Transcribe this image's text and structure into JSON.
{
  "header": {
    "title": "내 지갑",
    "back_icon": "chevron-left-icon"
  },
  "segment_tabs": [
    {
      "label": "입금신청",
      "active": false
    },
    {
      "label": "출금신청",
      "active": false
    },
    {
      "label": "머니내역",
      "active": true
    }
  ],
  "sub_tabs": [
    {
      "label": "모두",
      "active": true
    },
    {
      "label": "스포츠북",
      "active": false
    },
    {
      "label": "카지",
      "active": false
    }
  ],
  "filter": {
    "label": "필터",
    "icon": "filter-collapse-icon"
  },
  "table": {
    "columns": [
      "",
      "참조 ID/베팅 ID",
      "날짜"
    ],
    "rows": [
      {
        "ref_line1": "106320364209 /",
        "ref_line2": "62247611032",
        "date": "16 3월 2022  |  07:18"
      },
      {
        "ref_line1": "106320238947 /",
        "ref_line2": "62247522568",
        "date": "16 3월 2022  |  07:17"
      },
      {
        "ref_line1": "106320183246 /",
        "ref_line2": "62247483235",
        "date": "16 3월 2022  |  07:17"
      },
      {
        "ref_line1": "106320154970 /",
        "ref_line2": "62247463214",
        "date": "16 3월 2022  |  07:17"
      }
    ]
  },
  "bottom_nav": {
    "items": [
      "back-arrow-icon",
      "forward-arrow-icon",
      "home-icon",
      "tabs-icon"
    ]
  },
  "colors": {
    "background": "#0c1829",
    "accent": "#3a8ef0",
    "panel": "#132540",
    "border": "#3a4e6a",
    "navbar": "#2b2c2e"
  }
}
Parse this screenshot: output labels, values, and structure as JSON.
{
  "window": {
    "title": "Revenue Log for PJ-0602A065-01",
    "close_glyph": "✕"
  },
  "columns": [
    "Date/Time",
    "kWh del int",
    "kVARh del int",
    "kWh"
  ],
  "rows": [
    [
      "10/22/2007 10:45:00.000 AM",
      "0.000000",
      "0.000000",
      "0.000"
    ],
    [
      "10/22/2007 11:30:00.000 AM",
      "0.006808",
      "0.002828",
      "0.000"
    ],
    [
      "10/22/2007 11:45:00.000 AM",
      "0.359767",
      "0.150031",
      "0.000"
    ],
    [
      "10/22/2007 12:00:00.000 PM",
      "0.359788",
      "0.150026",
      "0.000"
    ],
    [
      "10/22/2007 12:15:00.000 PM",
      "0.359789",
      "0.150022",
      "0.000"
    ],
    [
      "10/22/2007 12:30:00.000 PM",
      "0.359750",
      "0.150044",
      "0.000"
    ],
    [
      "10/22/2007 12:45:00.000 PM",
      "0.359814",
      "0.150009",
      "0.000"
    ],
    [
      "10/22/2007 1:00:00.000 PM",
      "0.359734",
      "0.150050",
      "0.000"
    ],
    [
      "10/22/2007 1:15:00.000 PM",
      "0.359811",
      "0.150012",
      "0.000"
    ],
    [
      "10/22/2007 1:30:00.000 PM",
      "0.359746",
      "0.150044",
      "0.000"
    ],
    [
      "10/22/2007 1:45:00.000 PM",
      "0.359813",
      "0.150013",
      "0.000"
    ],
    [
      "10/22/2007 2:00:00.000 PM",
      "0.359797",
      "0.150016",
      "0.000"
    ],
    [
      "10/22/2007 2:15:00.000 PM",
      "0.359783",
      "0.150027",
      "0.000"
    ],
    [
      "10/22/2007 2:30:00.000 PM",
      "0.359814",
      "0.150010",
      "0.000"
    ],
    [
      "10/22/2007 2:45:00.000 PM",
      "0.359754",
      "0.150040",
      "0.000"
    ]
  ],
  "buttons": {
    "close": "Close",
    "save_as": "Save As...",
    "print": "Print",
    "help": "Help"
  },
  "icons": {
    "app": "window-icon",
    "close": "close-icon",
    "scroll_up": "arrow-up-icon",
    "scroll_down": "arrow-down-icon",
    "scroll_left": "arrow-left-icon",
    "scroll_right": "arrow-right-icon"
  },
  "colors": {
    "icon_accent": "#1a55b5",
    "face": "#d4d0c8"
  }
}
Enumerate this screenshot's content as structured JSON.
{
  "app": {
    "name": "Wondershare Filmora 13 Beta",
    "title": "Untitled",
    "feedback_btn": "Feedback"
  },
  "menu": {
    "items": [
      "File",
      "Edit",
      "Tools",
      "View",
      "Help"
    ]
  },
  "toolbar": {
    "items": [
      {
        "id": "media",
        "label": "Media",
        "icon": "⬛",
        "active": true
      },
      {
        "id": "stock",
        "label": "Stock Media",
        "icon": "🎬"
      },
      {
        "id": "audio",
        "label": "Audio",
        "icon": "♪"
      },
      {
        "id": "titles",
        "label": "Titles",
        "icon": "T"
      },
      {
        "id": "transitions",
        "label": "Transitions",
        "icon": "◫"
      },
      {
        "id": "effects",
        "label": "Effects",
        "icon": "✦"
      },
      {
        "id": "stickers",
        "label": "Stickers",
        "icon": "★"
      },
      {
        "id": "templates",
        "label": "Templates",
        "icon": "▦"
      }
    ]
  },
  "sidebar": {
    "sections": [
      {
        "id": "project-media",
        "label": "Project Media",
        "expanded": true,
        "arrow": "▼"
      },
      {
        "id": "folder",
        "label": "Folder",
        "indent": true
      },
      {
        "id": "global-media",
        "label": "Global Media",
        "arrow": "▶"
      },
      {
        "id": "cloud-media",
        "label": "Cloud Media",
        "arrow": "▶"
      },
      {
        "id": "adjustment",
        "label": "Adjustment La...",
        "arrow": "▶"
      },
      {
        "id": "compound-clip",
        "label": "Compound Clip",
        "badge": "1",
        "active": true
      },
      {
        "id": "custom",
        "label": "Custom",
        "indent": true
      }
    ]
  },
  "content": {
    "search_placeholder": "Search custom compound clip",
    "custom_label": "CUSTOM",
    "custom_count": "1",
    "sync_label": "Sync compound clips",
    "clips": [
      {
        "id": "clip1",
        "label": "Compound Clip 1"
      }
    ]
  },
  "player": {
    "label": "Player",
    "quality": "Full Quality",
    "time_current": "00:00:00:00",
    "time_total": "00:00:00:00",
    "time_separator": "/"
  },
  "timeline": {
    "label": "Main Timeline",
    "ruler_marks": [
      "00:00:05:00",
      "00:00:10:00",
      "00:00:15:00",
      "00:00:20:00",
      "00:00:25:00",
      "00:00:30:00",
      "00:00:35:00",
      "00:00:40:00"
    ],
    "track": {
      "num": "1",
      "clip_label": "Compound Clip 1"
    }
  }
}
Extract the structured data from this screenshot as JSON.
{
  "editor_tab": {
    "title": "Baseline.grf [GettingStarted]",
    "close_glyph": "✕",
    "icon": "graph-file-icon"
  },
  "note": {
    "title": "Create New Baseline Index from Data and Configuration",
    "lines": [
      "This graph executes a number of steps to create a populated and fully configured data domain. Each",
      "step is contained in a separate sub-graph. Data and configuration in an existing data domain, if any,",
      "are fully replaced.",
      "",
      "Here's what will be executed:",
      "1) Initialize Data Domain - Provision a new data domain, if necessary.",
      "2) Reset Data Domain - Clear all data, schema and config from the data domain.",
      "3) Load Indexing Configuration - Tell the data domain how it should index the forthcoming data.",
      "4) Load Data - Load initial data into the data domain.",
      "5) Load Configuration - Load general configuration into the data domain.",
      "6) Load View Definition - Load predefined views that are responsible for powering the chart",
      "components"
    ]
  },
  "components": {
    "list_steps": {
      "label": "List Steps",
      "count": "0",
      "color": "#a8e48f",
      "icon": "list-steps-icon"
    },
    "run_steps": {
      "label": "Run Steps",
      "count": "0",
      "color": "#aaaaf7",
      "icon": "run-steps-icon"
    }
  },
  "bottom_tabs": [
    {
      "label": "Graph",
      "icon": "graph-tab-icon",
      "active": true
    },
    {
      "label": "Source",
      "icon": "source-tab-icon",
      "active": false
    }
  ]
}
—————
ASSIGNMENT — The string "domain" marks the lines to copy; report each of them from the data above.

OUTPUT BELOW —
      "This graph executes a number of steps to create a populated and fully configured data domain. Each",
      "step is contained in a separate sub-graph. Data and configuration in an existing data domain, if any,",
      "1) Initialize Data Domain - Provision a new data domain, if necessary.",
      "2) Reset Data Domain - Clear all data, schema and config from the data domain.",
      "3) Load Indexing Configuration - Tell the data domain how it should index the forthcoming data.",
      "4) Load Data - Load initial data into the data domain.",
      "5) Load Configuration - Load general configuration into the data domain.",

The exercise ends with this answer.